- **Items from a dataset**
Start of Block

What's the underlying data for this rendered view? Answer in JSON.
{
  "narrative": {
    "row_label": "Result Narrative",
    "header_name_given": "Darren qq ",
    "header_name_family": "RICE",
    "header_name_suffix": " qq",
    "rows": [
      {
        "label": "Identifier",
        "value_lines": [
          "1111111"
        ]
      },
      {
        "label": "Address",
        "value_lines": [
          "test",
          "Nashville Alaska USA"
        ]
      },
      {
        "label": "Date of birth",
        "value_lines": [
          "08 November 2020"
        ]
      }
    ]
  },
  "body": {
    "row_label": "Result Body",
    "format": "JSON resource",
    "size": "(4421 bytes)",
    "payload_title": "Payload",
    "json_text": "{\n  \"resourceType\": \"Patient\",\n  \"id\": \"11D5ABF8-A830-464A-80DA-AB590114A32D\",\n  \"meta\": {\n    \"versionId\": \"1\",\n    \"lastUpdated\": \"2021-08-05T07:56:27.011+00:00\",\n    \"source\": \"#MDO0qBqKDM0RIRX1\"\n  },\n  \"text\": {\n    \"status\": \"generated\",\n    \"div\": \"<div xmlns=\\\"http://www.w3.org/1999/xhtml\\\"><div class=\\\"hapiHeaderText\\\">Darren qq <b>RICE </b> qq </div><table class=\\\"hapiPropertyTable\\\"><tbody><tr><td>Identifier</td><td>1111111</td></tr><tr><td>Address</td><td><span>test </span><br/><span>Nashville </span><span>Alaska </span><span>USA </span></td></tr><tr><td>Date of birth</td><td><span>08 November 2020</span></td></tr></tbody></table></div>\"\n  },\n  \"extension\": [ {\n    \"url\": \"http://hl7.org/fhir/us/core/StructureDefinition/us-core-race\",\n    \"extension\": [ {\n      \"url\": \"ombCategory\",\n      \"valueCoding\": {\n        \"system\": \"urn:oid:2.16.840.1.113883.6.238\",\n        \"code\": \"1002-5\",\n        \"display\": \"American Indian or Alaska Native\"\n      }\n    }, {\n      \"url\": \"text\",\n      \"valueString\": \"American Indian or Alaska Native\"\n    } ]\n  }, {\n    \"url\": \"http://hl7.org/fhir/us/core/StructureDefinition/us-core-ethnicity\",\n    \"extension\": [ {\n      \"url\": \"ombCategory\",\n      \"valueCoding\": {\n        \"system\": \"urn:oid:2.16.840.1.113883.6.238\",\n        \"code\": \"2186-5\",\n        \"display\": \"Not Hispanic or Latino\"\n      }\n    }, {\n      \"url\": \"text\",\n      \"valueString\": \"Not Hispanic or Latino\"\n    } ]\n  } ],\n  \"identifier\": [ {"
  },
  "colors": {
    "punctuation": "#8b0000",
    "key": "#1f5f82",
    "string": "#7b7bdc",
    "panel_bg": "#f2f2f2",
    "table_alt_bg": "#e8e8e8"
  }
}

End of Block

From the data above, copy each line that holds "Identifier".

- **Task result**
        "label": "Identifier",
    "json_text": "{\n  \"resourceType\": \"Patient\",\n  \"id\": \"11D5ABF8-A830-464A-80DA-AB590114A32D\",\n  \"meta\": {\n    \"versionId\": \"1\",\n    \"lastUpdated\": \"2021-08-05T07:56:27.011+00:00\",\n    \"source\": \"#MDO0qBqKDM0RIRX1\"\n  },\n  \"text\": {\n    \"status\": \"generated\",\n    \"div\": \"<div xmlns=\\\"http://www.w3.org/1999/xhtml\\\"><div class=\\\"hapiHeaderText\\\">Darren qq <b>RICE </b> qq </div><table class=\\\"hapiPropertyTable\\\"><tbody><tr><td>Identifier</td><td>1111111</td></tr><tr><td>Address</td><td><span>test </span><br/><span>Nashville </span><span>Alaska </span><span>USA </span></td></tr><tr><td>Date of birth</td><td><span>08 November 2020</span></td></tr></tbody></table></div>\"\n  },\n  \"extension\": [ {\n    \"url\": \"http://hl7.org/fhir/us/core/StructureDefinition/us-core-race\",\n    \"extension\": [ {\n      \"url\": \"ombCategory\",\n      \"valueCoding\": {\n        \"system\": \"urn:oid:2.16.840.1.113883.6.238\",\n        \"code\": \"1002-5\",\n        \"display\": \"American Indian or Alaska Native\"\n      }\n    }, {\n      \"url\": \"text\",\n      \"valueString\": \"American Indian or Alaska Native\"\n    } ]\n  }, {\n    \"url\": \"http://hl7.org/fhir/us/core/StructureDefinition/us-core-ethnicity\",\n    \"extension\": [ {\n      \"url\": \"ombCategory\",\n      \"valueCoding\": {\n        \"system\": \"urn:oid:2.16.840.1.113883.6.238\",\n        \"code\": \"2186-5\",\n        \"display\": \"Not Hispanic or Latino\"\n      }\n    }, {\n      \"url\": \"text\",\n      \"valueString\": \"Not Hispanic or Latino\"\n    } ]\n  } ],\n  \"identifier\": [ {"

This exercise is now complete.